My late wife and I purchased a home together in 2002 and went on title together as joint tenants. We each have adult children from previous marriages. Sadly, my wife passed away unexpectedly about three months ago and I recently went to talk to an estate attorney about the steps to be taken to handle her estate administration. My step-son called me about a week ago and told me he was interested in selling my home since he was now a 50% owner. My lawyer did a quick title search and seems to believe that my step-son legitimately owns half of MY house now. Can this really be? Is there anything I can do to avoid losing half of my house? -Heartbroken Husband
Dear Heartbroken Husband:
It looks like your attorney could very well be correct, and there may be nothing you can do about it. A joint tenant can indeed sever the right of survivorship WITHOUT the consent of the other joint tenants. What’s even more difficult to believe is that the same is true for spouses who take title as “Community Property with Right of Survivorship“, where the right of survivorship may be terminated pursuant to the same procedures by which a joint tenancy may be severed and without any other special considerations. In order to sever the right of survivorship, a tenant must only record a new deed showing that his or her interest in the title is now held in a “Tenancy-in-Common” or as “Community Property”. With some very limited exceptions, as long as your late wife recorded a deed before she died, and as long as she left her interest by will or trust to your step-son, then your step-son is now the owner of half of your home.
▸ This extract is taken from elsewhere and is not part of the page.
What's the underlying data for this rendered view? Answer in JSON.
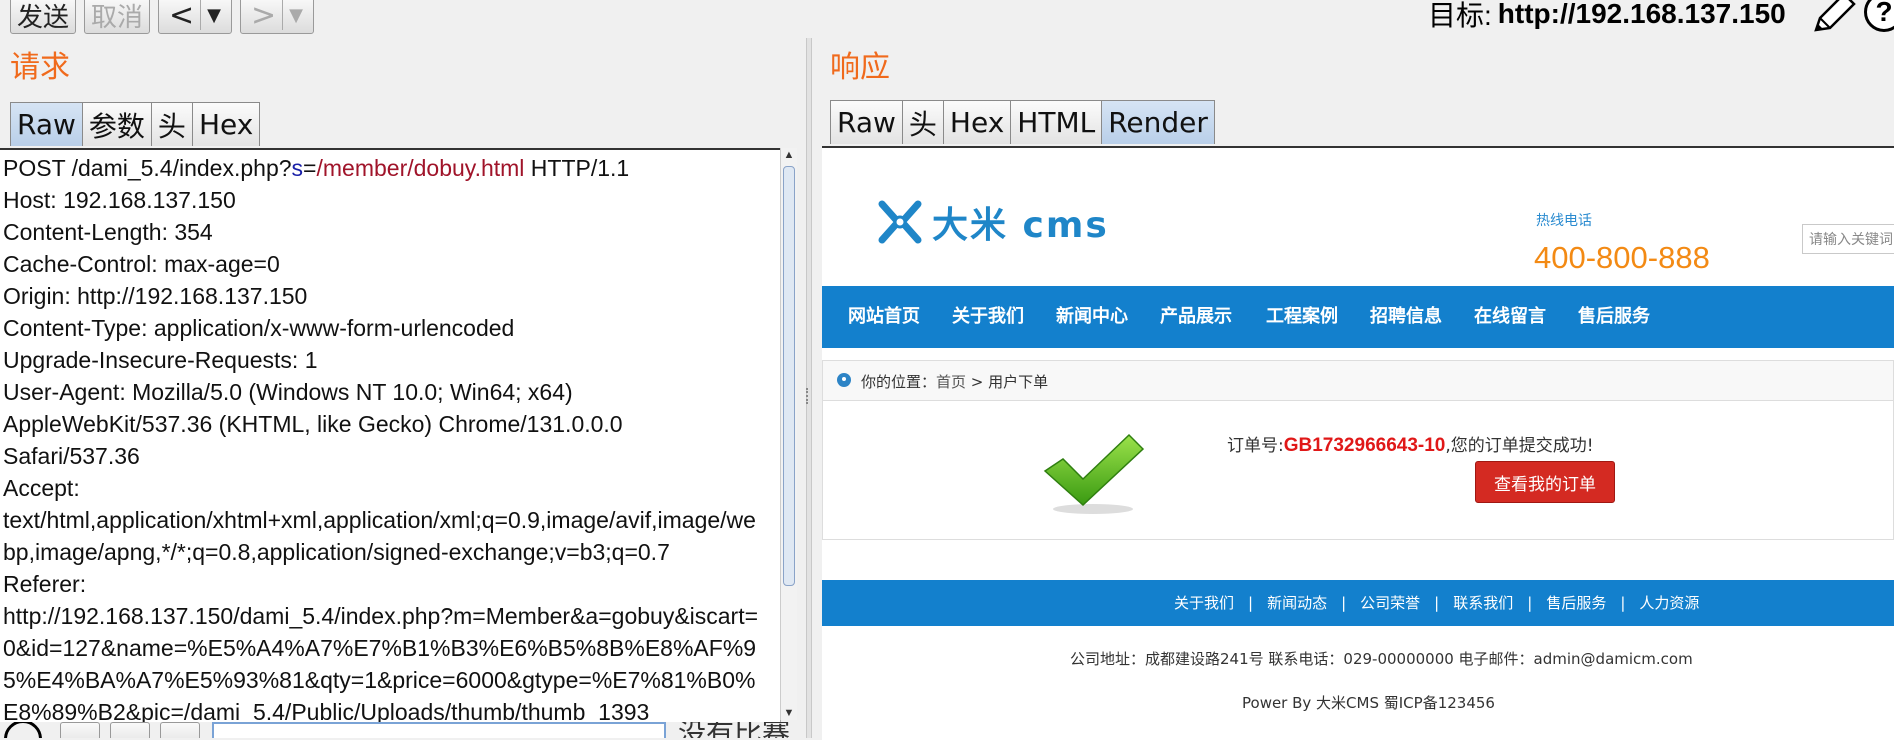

As long as both tenants remain on title as joint tenants, the right of survivorship allows the surviving tenant to receive by operation of law the interest previously held by the now deceased tenant, even if the deceased tenant left his or her interest in the house to someone else by will or trust. However, after one joint tenant severs the right of survivorship, the severing joint tenant will have the legal ability to leave his or her interest in that property to whomever he or she chooses, i.e. his or her children, the neighbor, the President, etc.
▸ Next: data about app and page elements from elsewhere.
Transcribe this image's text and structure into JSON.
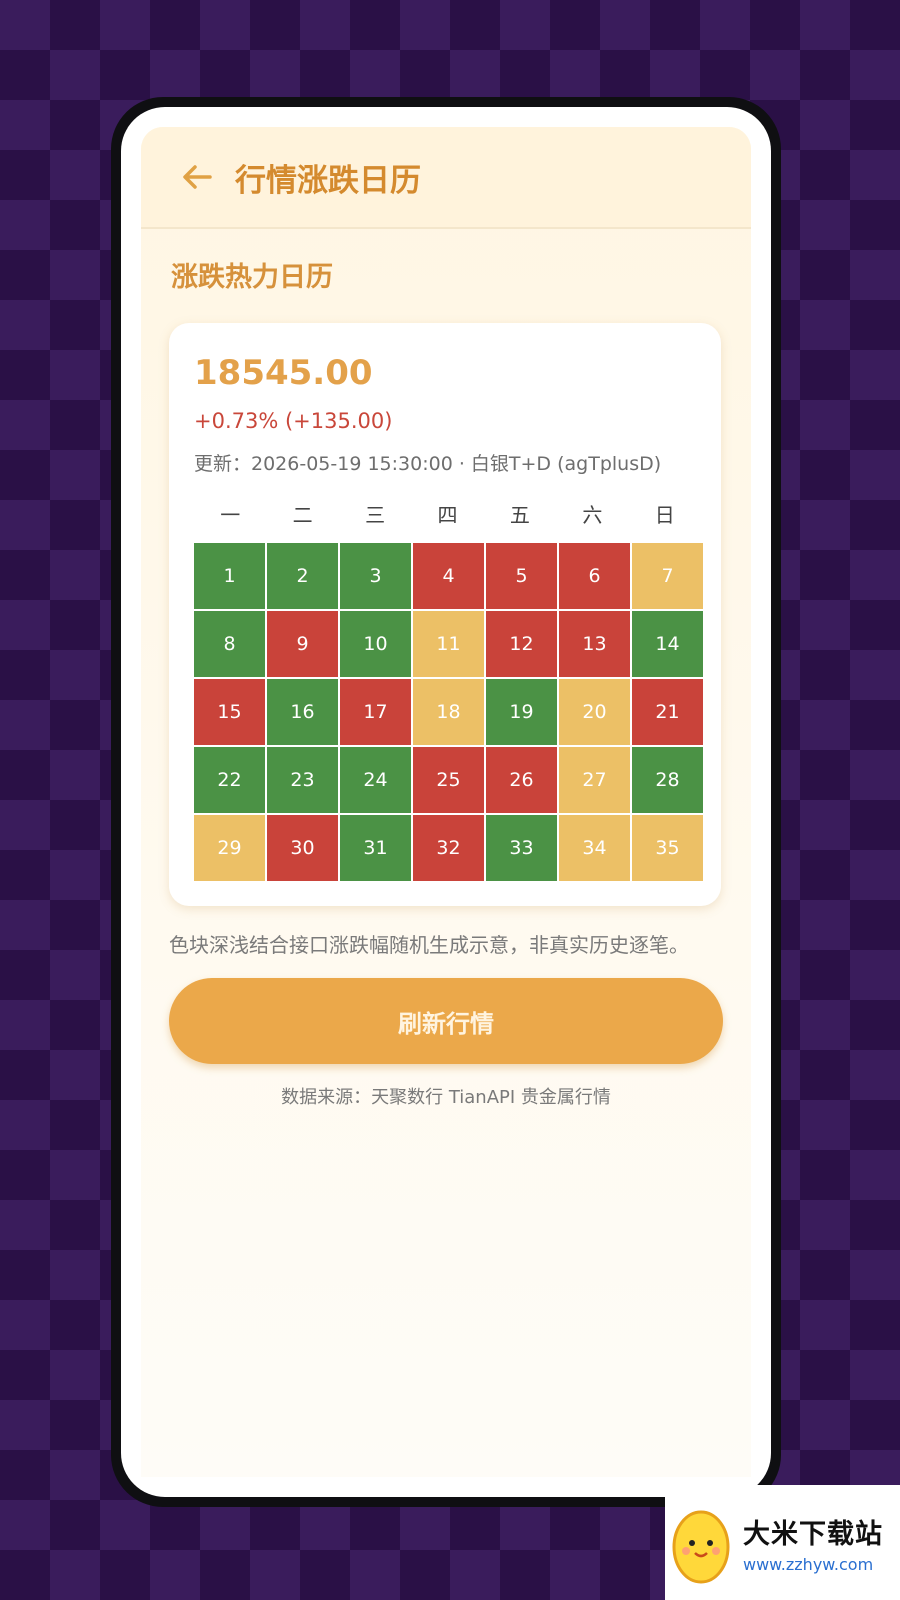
{
  "header": {
    "back_icon": "arrow-left-icon",
    "title": "行情涨跌日历"
  },
  "section_title": "涨跌热力日历",
  "quote": {
    "price": "18545.00",
    "change": "+0.73%  (+135.00)",
    "updated": "更新：2026-05-19 15:30:00  ·  白银T+D (agTplusD)"
  },
  "weekdays": [
    "一",
    "二",
    "三",
    "四",
    "五",
    "六",
    "日"
  ],
  "colors": {
    "up": "#c9433a",
    "down": "#4b9245",
    "flat": "#ecc066"
  },
  "calendar": [
    {
      "day": "1",
      "status": "down"
    },
    {
      "day": "2",
      "status": "down"
    },
    {
      "day": "3",
      "status": "down"
    },
    {
      "day": "4",
      "status": "up"
    },
    {
      "day": "5",
      "status": "up"
    },
    {
      "day": "6",
      "status": "up"
    },
    {
      "day": "7",
      "status": "flat"
    },
    {
      "day": "8",
      "status": "down"
    },
    {
      "day": "9",
      "status": "up"
    },
    {
      "day": "10",
      "status": "down"
    },
    {
      "day": "11",
      "status": "flat"
    },
    {
      "day": "12",
      "status": "up"
    },
    {
      "day": "13",
      "status": "up"
    },
    {
      "day": "14",
      "status": "down"
    },
    {
      "day": "15",
      "status": "up"
    },
    {
      "day": "16",
      "status": "down"
    },
    {
      "day": "17",
      "status": "up"
    },
    {
      "day": "18",
      "status": "flat"
    },
    {
      "day": "19",
      "status": "down"
    },
    {
      "day": "20",
      "status": "flat"
    },
    {
      "day": "21",
      "status": "up"
    },
    {
      "day": "22",
      "status": "down"
    },
    {
      "day": "23",
      "status": "down"
    },
    {
      "day": "24",
      "status": "down"
    },
    {
      "day": "25",
      "status": "up"
    },
    {
      "day": "26",
      "status": "up"
    },
    {
      "day": "27",
      "status": "flat"
    },
    {
      "day": "28",
      "status": "down"
    },
    {
      "day": "29",
      "status": "flat"
    },
    {
      "day": "30",
      "status": "up"
    },
    {
      "day": "31",
      "status": "down"
    },
    {
      "day": "32",
      "status": "up"
    },
    {
      "day": "33",
      "status": "down"
    },
    {
      "day": "34",
      "status": "flat"
    },
    {
      "day": "35",
      "status": "flat"
    }
  ],
  "note": "色块深浅结合接口涨跌幅随机生成示意，非真实历史逐笔。",
  "refresh_button": "刷新行情",
  "source": "数据来源：天聚数行 TianAPI 贵金属行情",
  "watermark": {
    "name": "大米下载站",
    "url": "www.zzhyw.com",
    "logo_icon": "mango-mascot-icon"
  }
}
Joint tenants can take a proactive step in order to avoid this retirement-busting outcome by signing and recording a Joint Tenancy Agreement (or Community Property with Right of Survivorship Agreement), in which all the tenants agree that no tenant can sever the right of survivorship without the prior written consent of all the other tenants. In fact, the Civil Code states clearly that no severance of the right of survivorship can take place contrary to the terms of a prior written agreement between the tenants.